Abnormal Jaw Size -- An abnormally sized or malformed jaw is one of the major causes of malocclusions known as overbites and underbites. For instance, if the lower jaw is smaller than the upper jaw, an overbite will form, while a larger lower jaw may result in an underbite.
Abnormally Shaped Teeth -- Sometimes the jaw size is fine, but the teeth may be too large or too small for the jaw. Teeth that are too large can cause overcrowding, while smaller teeth could create spaces between them. Teeth that form an odd shape or grow in an angle can keep the jaw from lining up properly when you bite down.
Impacted Teeth -- When there's not enough room for wisdom teeth to appear, they can become impacted. Impacted wisdom teeth may grow in at an angle, putting pressure on other teeth and causing them to shift.
Birth Defects -- Cleft lip and palate is a common birth defect that causes malocclusions.
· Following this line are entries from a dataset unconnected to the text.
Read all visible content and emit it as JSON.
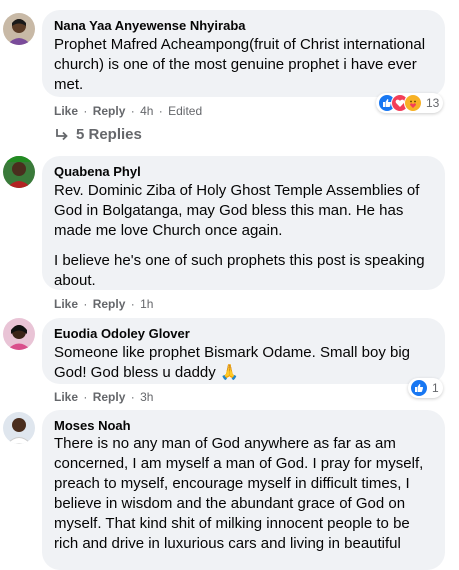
{
  "actions": {
    "like": "Like",
    "reply": "Reply",
    "dot": "·"
  },
  "comments": [
    {
      "author": "Nana Yaa Anyewense Nhyiraba",
      "paragraphs": [
        "Prophet Mafred Acheampong(fruit of Christ international church) is one of the most genuine prophet i have ever met."
      ],
      "time": "4h",
      "edited": "Edited",
      "reactions": {
        "icons": [
          "like",
          "love",
          "care"
        ],
        "count": "13"
      },
      "replies": "5 Replies"
    },
    {
      "author": "Quabena Phyl",
      "paragraphs": [
        "Rev. Dominic Ziba of Holy Ghost Temple Assemblies of God in Bolgatanga, may God bless this man. He has made me love Church once again.",
        "I believe he's one of such prophets this post is speaking about."
      ],
      "time": "1h"
    },
    {
      "author": "Euodia Odoley Glover",
      "paragraphs": [
        "Someone like prophet Bismark Odame. Small boy big God! God bless u daddy 🙏"
      ],
      "time": "3h",
      "reactions": {
        "icons": [
          "like"
        ],
        "count": "1"
      }
    },
    {
      "author": "Moses Noah",
      "paragraphs": [
        "There is no any man of God anywhere as far as am concerned, I am myself a man of God. I pray for myself, preach to myself, encourage myself in difficult times, I believe in wisdom and the abundant grace of God on myself. That kind shit of milking innocent people to be rich and drive in luxurious cars and living in beautiful"
      ]
    }
  ],
  "colors": {
    "bubble": "#f0f2f5",
    "meta": "#65676b",
    "like": "#1877f2",
    "love": "#f33e58",
    "care": "#f7b125"
  }
}
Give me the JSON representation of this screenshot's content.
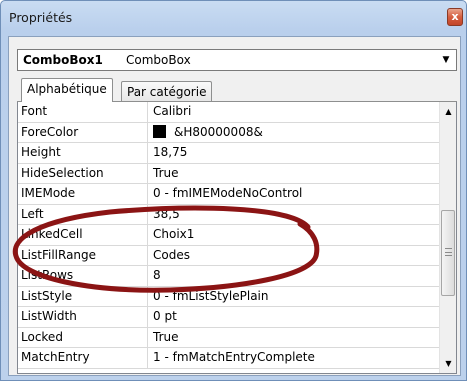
{
  "window": {
    "title": "Propriétés",
    "close_glyph": "x"
  },
  "object_selector": {
    "name": "ComboBox1",
    "type": "ComboBox"
  },
  "tabs": [
    {
      "label": "Alphabétique",
      "active": true
    },
    {
      "label": "Par catégorie",
      "active": false
    }
  ],
  "properties": [
    {
      "name": "Font",
      "value": "Calibri"
    },
    {
      "name": "ForeColor",
      "value": "&H80000008&",
      "swatch": "#000000"
    },
    {
      "name": "Height",
      "value": "18,75"
    },
    {
      "name": "HideSelection",
      "value": "True"
    },
    {
      "name": "IMEMode",
      "value": "0 - fmIMEModeNoControl"
    },
    {
      "name": "Left",
      "value": "38,5"
    },
    {
      "name": "LinkedCell",
      "value": "Choix1"
    },
    {
      "name": "ListFillRange",
      "value": "Codes"
    },
    {
      "name": "ListRows",
      "value": "8"
    },
    {
      "name": "ListStyle",
      "value": "0 - fmListStylePlain"
    },
    {
      "name": "ListWidth",
      "value": "0 pt"
    },
    {
      "name": "Locked",
      "value": "True"
    },
    {
      "name": "MatchEntry",
      "value": "1 - fmMatchEntryComplete"
    }
  ],
  "annotation": {
    "shape": "hand-drawn ellipse",
    "color": "#8b1414"
  },
  "colors": {
    "title_bar": "#c9dcf2",
    "close_button": "#d55e3f",
    "panel": "#f0f0f0"
  }
}
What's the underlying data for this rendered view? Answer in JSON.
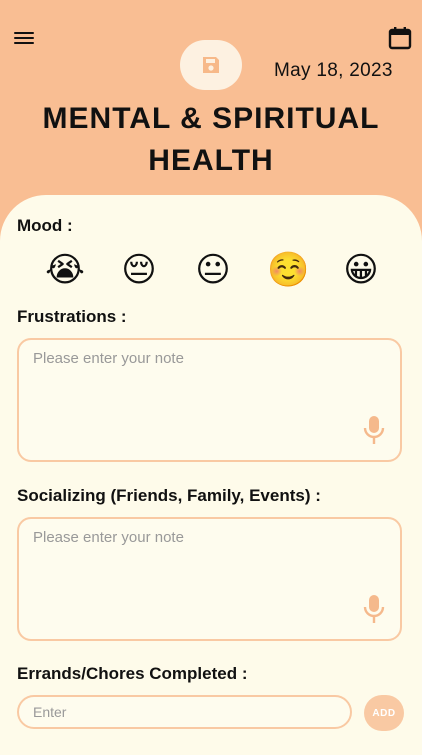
{
  "header": {
    "date": "May 18, 2023",
    "title": "MENTAL & SPIRITUAL HEALTH",
    "icons": {
      "menu": "menu-icon",
      "calendar": "calendar-icon",
      "save": "save-icon"
    }
  },
  "mood": {
    "label": "Mood :",
    "options": [
      {
        "emoji": "😭",
        "name": "crying"
      },
      {
        "emoji": "😔",
        "name": "pensive"
      },
      {
        "emoji": "😐",
        "name": "neutral"
      },
      {
        "emoji": "☺️",
        "name": "smiling"
      },
      {
        "emoji": "😀",
        "name": "grinning"
      }
    ]
  },
  "frustrations": {
    "label": "Frustrations :",
    "placeholder": "Please enter your note"
  },
  "socializing": {
    "label": "Socializing (Friends, Family, Events) :",
    "placeholder": "Please enter your note"
  },
  "errands": {
    "label": "Errands/Chores Completed :",
    "placeholder": "Enter",
    "add_label": "ADD"
  },
  "colors": {
    "header_bg": "#f9be93",
    "sheet_bg": "#fefbea",
    "field_border": "#f9c9a3",
    "mic": "#f5b98c"
  }
}
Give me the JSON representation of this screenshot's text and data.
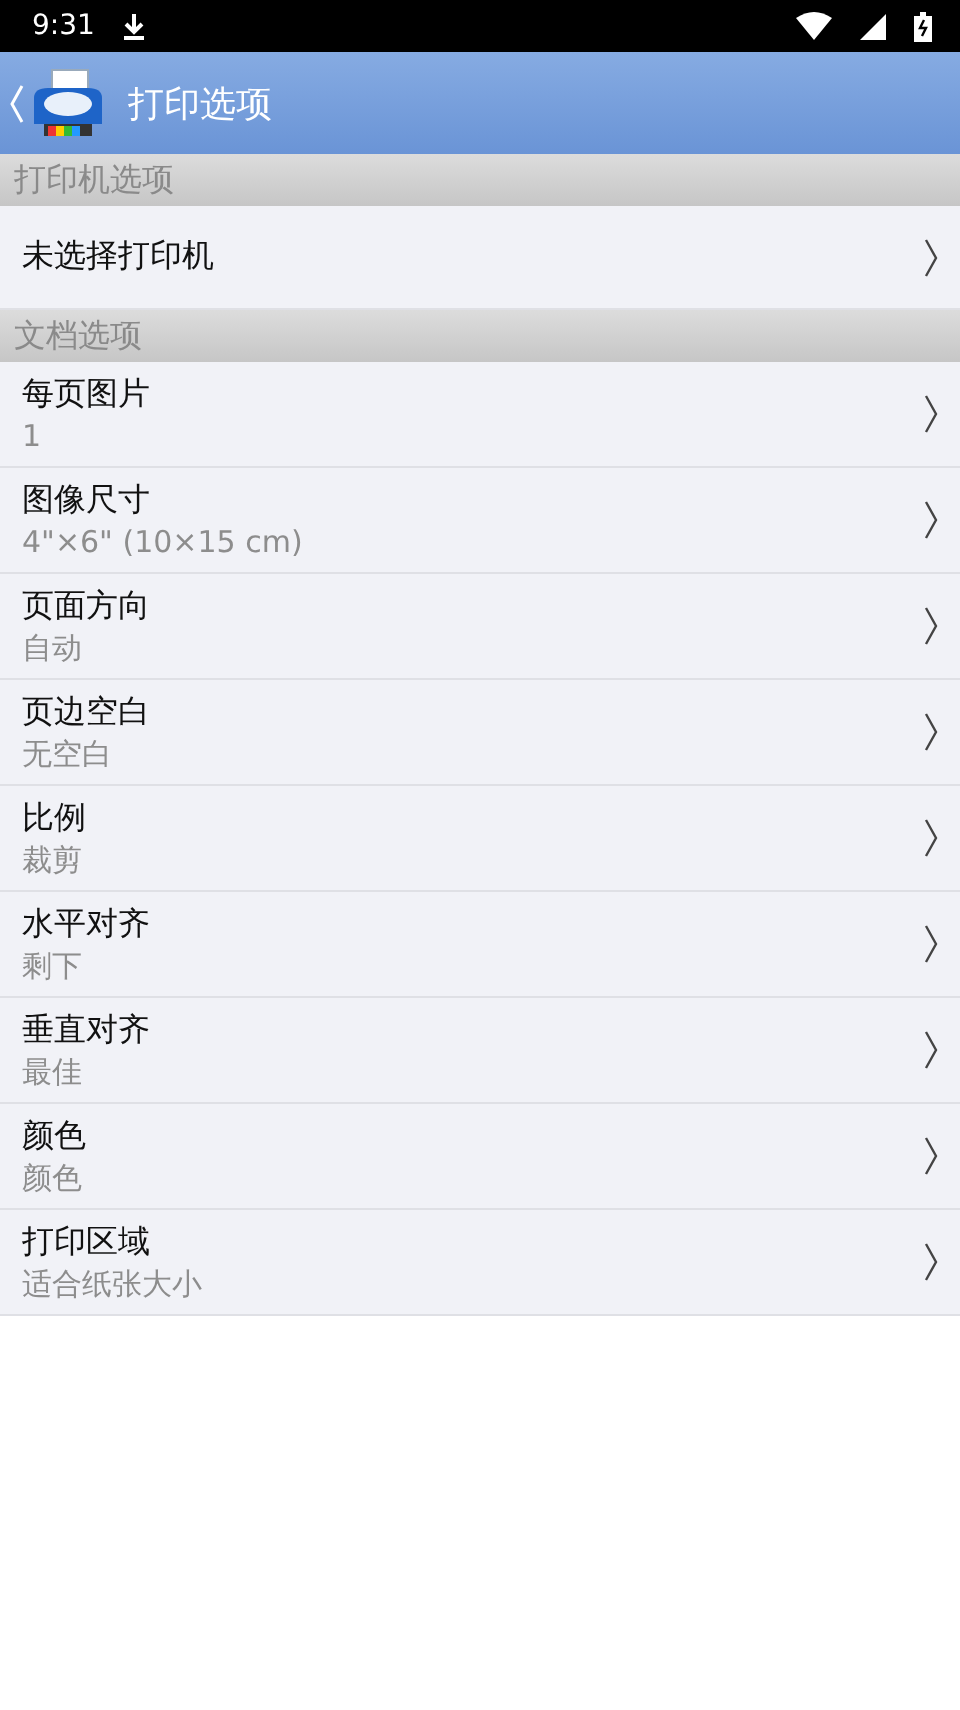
{
  "status_bar": {
    "time": "9:31"
  },
  "header": {
    "title": "打印选项"
  },
  "sections": [
    {
      "title": "打印机选项",
      "items": [
        {
          "label": "未选择打印机"
        }
      ]
    },
    {
      "title": "文档选项",
      "items": [
        {
          "label": "每页图片",
          "value": "1"
        },
        {
          "label": "图像尺寸",
          "value": "4\"×6\" (10×15 cm)"
        },
        {
          "label": "页面方向",
          "value": "自动"
        },
        {
          "label": "页边空白",
          "value": "无空白"
        },
        {
          "label": "比例",
          "value": "裁剪"
        },
        {
          "label": "水平对齐",
          "value": "剩下"
        },
        {
          "label": "垂直对齐",
          "value": "最佳"
        },
        {
          "label": "颜色",
          "value": "颜色"
        },
        {
          "label": "打印区域",
          "value": "适合纸张大小"
        }
      ]
    }
  ]
}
Extra Teeth -- Although rare, some patients may develop an extra tooth or set of teeth, called supernumerary teeth. Scientists aren't quite sure why this happens, but it's believed to be hereditary, possibly forming if a tooth bud splits or there's hyperactivity in the dental lamina (the tissue that eventually forms a tooth) during development.
Baby Teeth that Don't Fall Out -- In cases where baby teeth are not lost prior to the eruption of adult teeth, patients can also experience overcrowding and shifting of the teeth. Adult teeth that grow in behind baby teeth are a typical cause of malocclusion known as a crossbite.